One of the cornerstones of Intel’s success in the early years was MBO (Management By Objectives) and something they called the MOMR (Monthly Operations Management Review). Anyone having a management position of any kind in the Company would work with their subordinates to develop a Charter for their group and certain “Key Results”, to be accomplished, then report on progress toward those things monthly at a group gathering. Andy would often attend these after-hours MOMRs and generally had little to say. In front of a room overflowing with my peers, and subordinates, including several of the top management of the Company, I was attempting to bluff my way out of admitting that my group had missed an important Key Result that month. Nobody was buying it – certainly not Andy. From the back of the room he roared, “BULLSHIT” at the top of his lungs in that infamous Hungarian accent of his, and I never attempted such a maneuver like that again.

On one occasion I told him the story about a fellow by the name of Joe Jakaby, whom I had just hired. His reaction was a surprise to me at the time but in retrospect, I think I understand it. Like so many in this category of individuals, ego rises above almost all else – but rarely above his or her personal skill and accomplishment.

Steve Jobs

He was arrogant, aggressive, impatient, belligerent, and pretty much any other undesirable adjective one might think of, but not to the exclusion of being one of the smartest and most ambitious people of our time. I only met him once and that should be enough for anyone.

This was in the early 2000’s, at a time when the first Apple iPod Nano was coming to market. A lighted enunciator was needed on one of the outside edges of the device but there was no room at that spot for even the smallest LED, so it had to be mounted on the PCB a couple of inches away. They thought that if they simply connected the LED to the external enunciator with a transparent plastic tube, the light would magically come out where they wanted it. But alas, the engineer had forgotten about Snell’s Law, something engineers never forget. It didn’t work of course because in order to obtain the desired Total Internal Reflection (TIR) one must pay attention to the details of refraction.

Our goal, of course, was to supply the LED and whatever else it took to solve the problem. So, after meeting with Jobs and his purchasing and engineering staff, we proceeded to design a proper “Light Pipe” for them and as I recall, even machined a hand-made prototype for them. Weeks went by without any news of Apple’s intention to proceed with an order for us to make this delicate optical device for them. Our sales representative was continually stalled and told that things were, “held up in engineering”. A few weeks later the new iPod hit the shelves of every Apple store in the Country, using the Light Pipe, we had designed for them, along with an LED made in China. At the direction of Jobs and his staff, their engineers in China had reverse-engineered our design and put it into full production while we were being told that the project was “held up in engineering”.

Donald Trump

I never met Trump of course and I am sure I never will but no list of assholes could ever be complete without at least an honorable mention.
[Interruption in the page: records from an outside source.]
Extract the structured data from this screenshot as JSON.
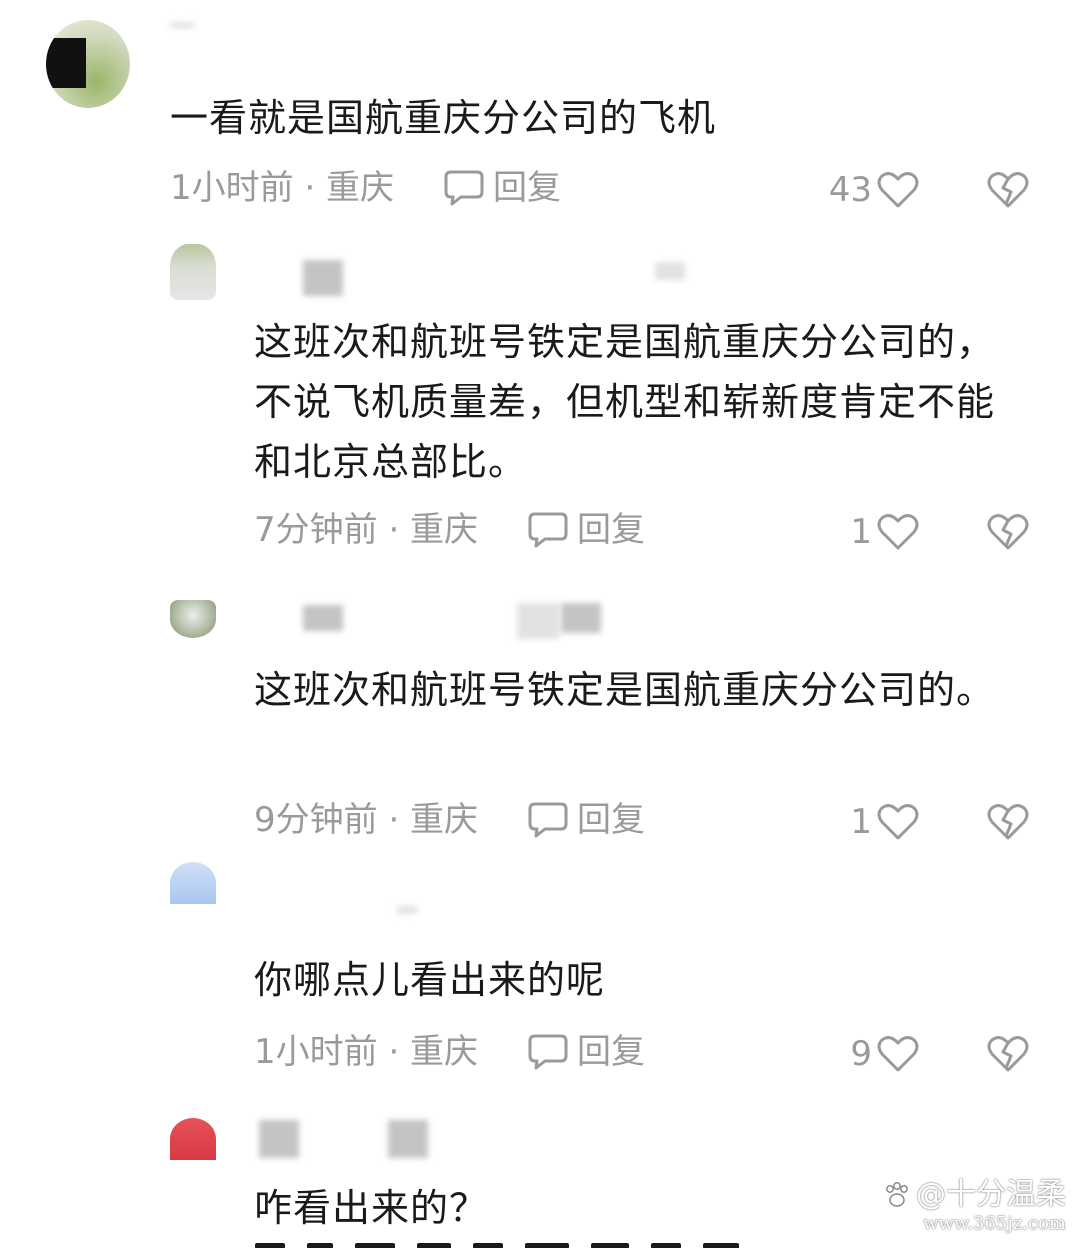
{
  "comments": [
    {
      "text": "一看就是国航重庆分公司的飞机",
      "meta": "1小时前 · 重庆",
      "reply_label": "回复",
      "likes": "43"
    },
    {
      "text": "这班次和航班号铁定是国航重庆分公司的，不说飞机质量差，但机型和崭新度肯定不能和北京总部比。",
      "meta": "7分钟前 · 重庆",
      "reply_label": "回复",
      "likes": "1"
    },
    {
      "text": "这班次和航班号铁定是国航重庆分公司的。",
      "meta": "9分钟前 · 重庆",
      "reply_label": "回复",
      "likes": "1"
    },
    {
      "text": "你哪点儿看出来的呢",
      "meta": "1小时前 · 重庆",
      "reply_label": "回复",
      "likes": "9"
    },
    {
      "text": "咋看出来的？",
      "meta": "",
      "reply_label": "",
      "likes": ""
    }
  ],
  "watermark": {
    "label": "@十分温柔",
    "url": "www.365jz.com"
  },
  "icons": {
    "reply": "comment-bubble-icon",
    "like": "heart-icon",
    "dislike": "broken-heart-icon",
    "watermark": "paw-icon"
  },
  "colors": {
    "meta_gray": "#9a9a9a",
    "text": "#1a1a1a"
  }
}
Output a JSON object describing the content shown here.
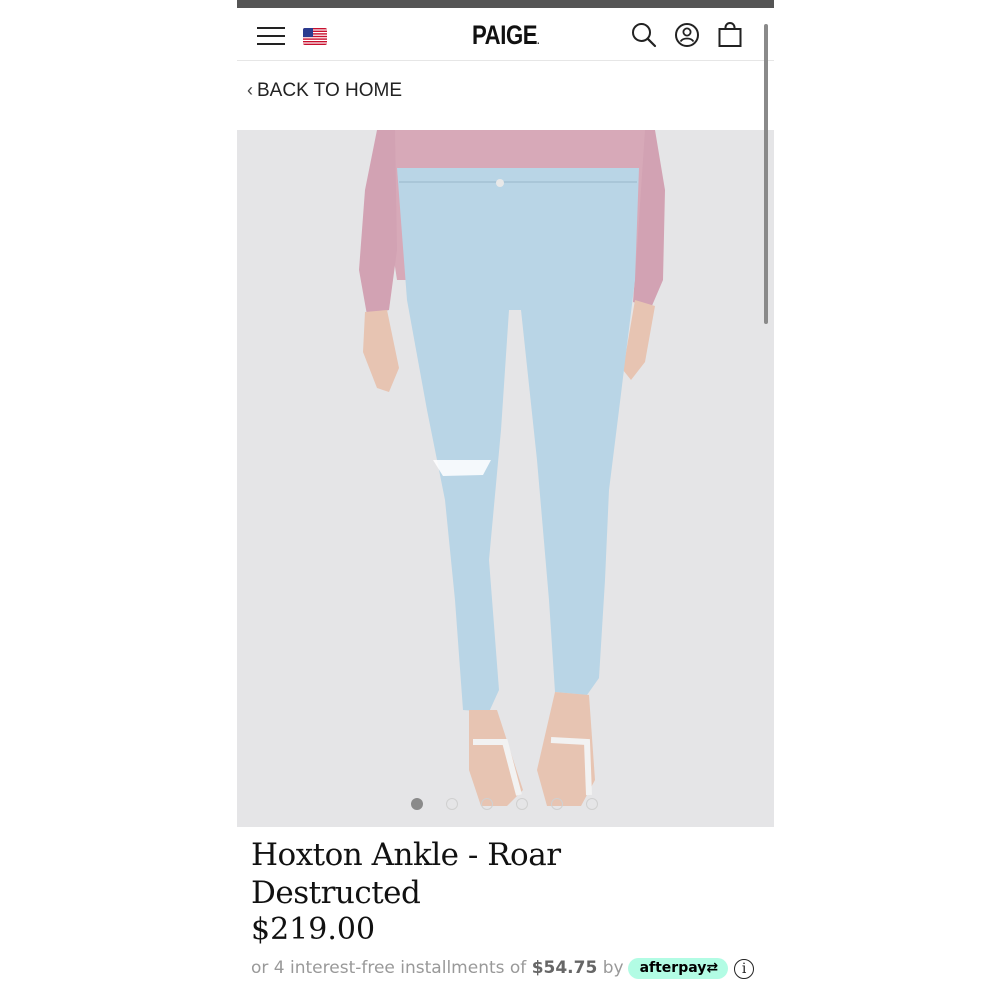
{
  "header": {
    "logo": "PAIGE",
    "logo_mark": ".",
    "icons": [
      "menu-icon",
      "us-flag-icon",
      "search-icon",
      "account-icon",
      "shopping-bag-icon"
    ]
  },
  "nav": {
    "back_label": "BACK TO HOME",
    "back_chevron": "‹"
  },
  "gallery": {
    "slide_count": 6,
    "active_slide": 1
  },
  "product": {
    "title_line1": "Hoxton Ankle - Roar",
    "title_line2": "Destructed",
    "price": "$219.00",
    "installments_prefix": "or 4 interest-free installments of",
    "installment_amount": "$54.75",
    "by": "by",
    "afterpay_label": "afterpay⇄",
    "info_glyph": "i"
  },
  "colors": {
    "afterpay_mint": "#b2fce4",
    "denim": "#b9d5e6",
    "sweater": "#d7a9b8",
    "gallery_bg": "#e5e5e7"
  }
}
Politics is but one example of what often becomes a case of misplaced priorities. Trump and others like him often accomplish things that go unnoticed or worse yet ignored and condemned solely because of where they came from. Is Advanced Micro Devices’ success no longer valid because of Sanders’ personal behavior? Should the incredible successes of Grove or Jobs be discredited because they were undesirable characters? Should we pretend that Tump’s long list of achievements is of no value because an asshole was behind the progress? If voters were able to set aside their personal feelings about the leaders they choose, the Country would be richer for it.[ii]If we move quickly, perhaps Jimmy Carter could still be available.

By: Jim
Written: c2019
Published: April 2022
Revised: May 2022


i He sold the house for the asking price but I never learned any more about the “terms”.
ii If we move quickly, perhaps Jimmy Carter could still be available.